This won’t be anything particularly novel to you old hands at 3D printing, but I wanted to demonstrate to others just how useful that open source tools and 3D printing can be, even for non-geeky tasks such as home improvement.
I have briefly mentioned on Twitter (but I don’t believe on this blog) that I’ve been working on a new ham shack/home office over the last 9 months. Shack 2.0 is now finished, save a bit of work in getting and setting up workbenches. Since this building is going to be my ham shack, I needed a way to to get antenna coax and other cabling in and out through the wall that was built-in right from the start. Based on a friend’s recommendation, I plan to purchase an entry panel that mounts on the exterior of the building around a 2 inch conduit. So as you can see below, I installed such a conduit before finishing the interior of Shack 2.0.
The interior of Shack 2.0 is fully finished with drywall, and I had to cut out a bit of a ragged opening for the conduit, leaving an ugly, unfinished transition.
As far as I’m aware, there’s no commercial bit of trim for finishing something like this, so I was able to make my own by firing up FreeCAD and designing a flange in about 15 minutes, and then printing it on my Ender 3.
The initial plan was to print the flange in gray PETG, but I didn’t quite trust myself to get it right the first time, so I did a trial run in PLA first. That came out nearly perfect, so I immediately reprinted in PETG. It only took about 3 hours for each print, so from start to finish, it only took the second half of the day to go from nothing to finished trim.
A couple of drywall anchors, and it was mounted to the wall neatly and securely, giving a nice finished look to the last bit of the shack that needed it.
Again, this is basic stuff, but it’s still pleasing to be able to close the idea-design-product loop so quickly, plus it gives me a chance to tease the new shack.
Once I get my workbenches, finish them, and install them, I’ll get some photos and create a post to show you what Shack 2.0 looks like.
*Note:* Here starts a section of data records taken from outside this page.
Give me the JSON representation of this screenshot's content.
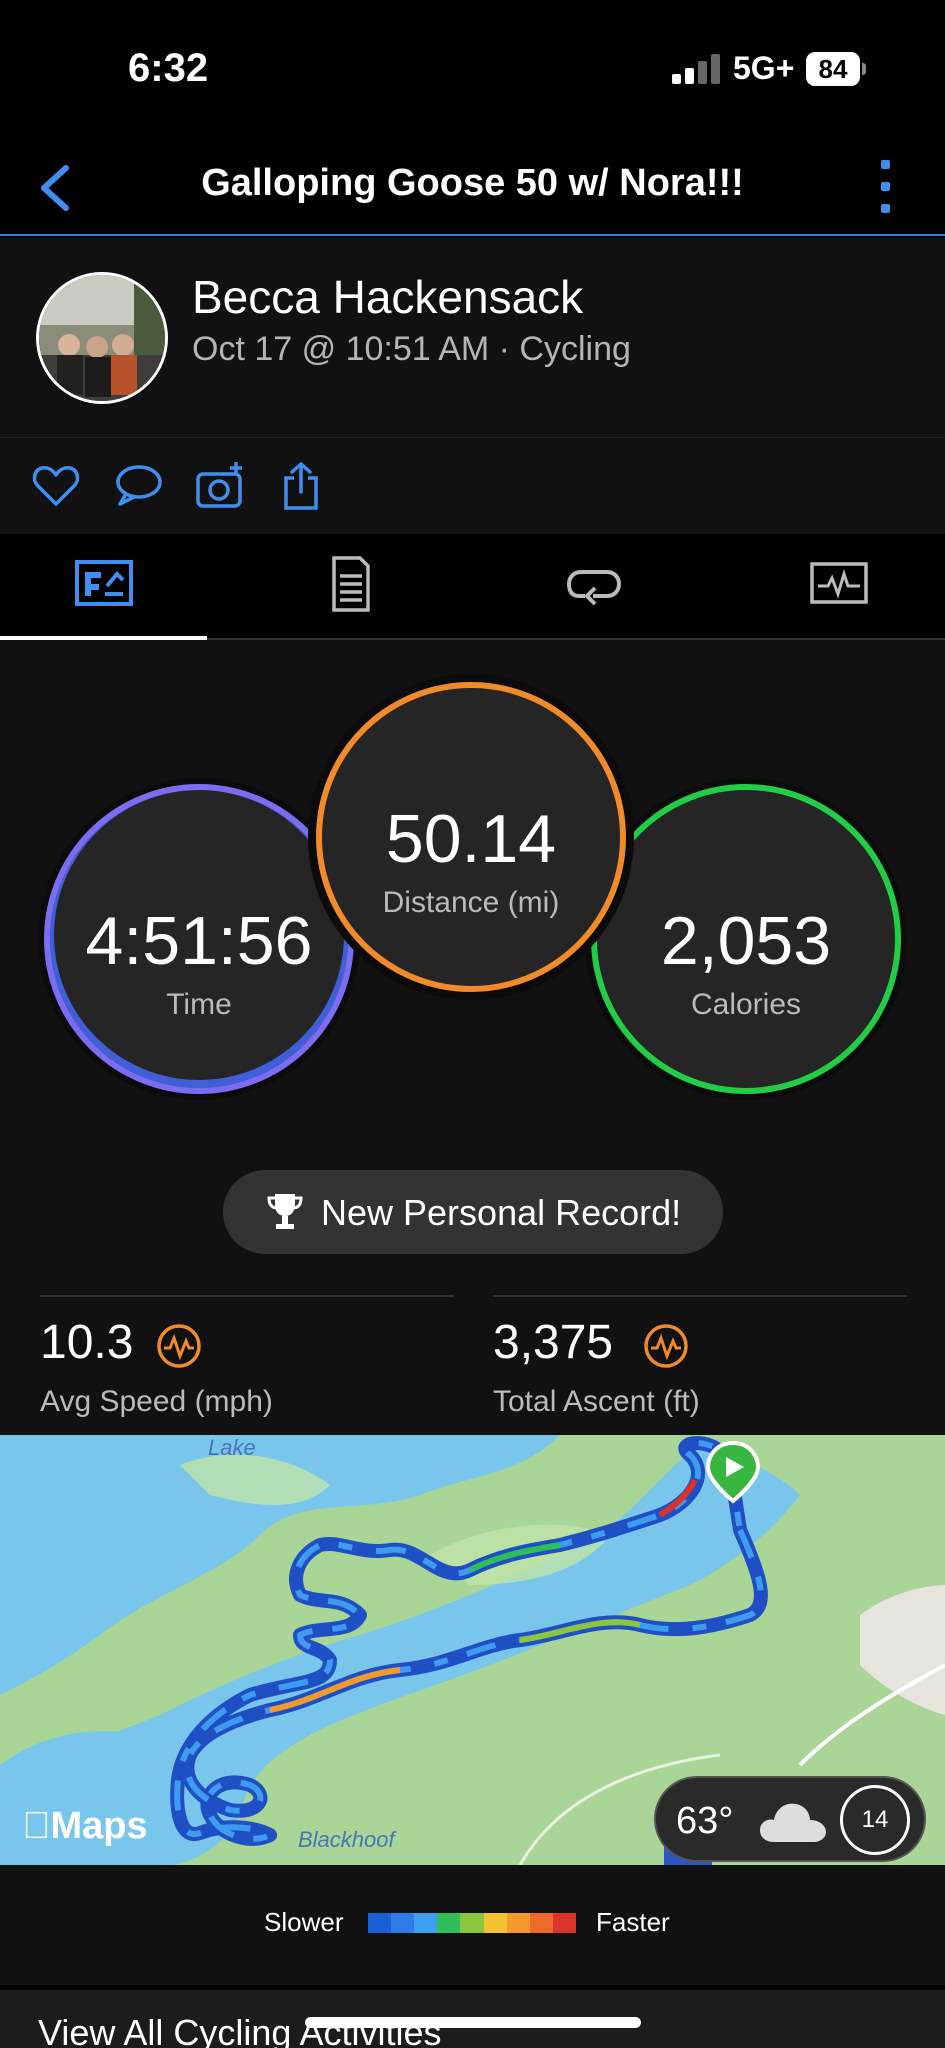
{
  "status": {
    "time": "6:32",
    "network": "5G+",
    "battery": "84"
  },
  "nav": {
    "title": "Galloping Goose 50 w/ Nora!!!",
    "back_icon": "chevron-left-icon",
    "more_icon": "more-vertical-icon"
  },
  "profile": {
    "name": "Becca Hackensack",
    "meta": "Oct 17 @ 10:51 AM · Cycling"
  },
  "actions": [
    "heart-icon",
    "comment-icon",
    "camera-add-icon",
    "share-icon"
  ],
  "tabs": [
    "overview-tab",
    "details-tab",
    "laps-tab",
    "charts-tab"
  ],
  "rings": {
    "time": {
      "value": "4:51:56",
      "label": "Time"
    },
    "distance": {
      "value": "50.14",
      "label": "Distance (mi)"
    },
    "calories": {
      "value": "2,053",
      "label": "Calories"
    }
  },
  "personal_record": {
    "label": "New Personal Record!",
    "icon": "trophy-icon"
  },
  "metrics": {
    "avg_speed": {
      "value": "10.3",
      "label": "Avg Speed (mph)"
    },
    "total_ascent": {
      "value": "3,375",
      "label": "Total Ascent (ft)"
    }
  },
  "map": {
    "provider": "Maps",
    "labels": {
      "lake": "Lake",
      "blackhoof": "Blackhoof"
    },
    "weather": {
      "temp": "63°",
      "wind": "14"
    }
  },
  "legend": {
    "slower": "Slower",
    "faster": "Faster",
    "colors": [
      "#1a5fd6",
      "#2e7ce8",
      "#3fa0f0",
      "#2fbf5a",
      "#8cc63f",
      "#f5c330",
      "#f39a2c",
      "#ee6a2a",
      "#d9332a"
    ]
  },
  "footer": {
    "view_all": "View All Cycling Activities"
  },
  "colors": {
    "accent": "#3f8ff0",
    "time_ring": "#7c6cf2",
    "distance_ring": "#f08a2a",
    "calories_ring": "#22cc44"
  }
}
That will close the chapter on an exhausting yet exciting time, and mark the transition to putting full attention back into a couple of new Etherkit product launches coming soon.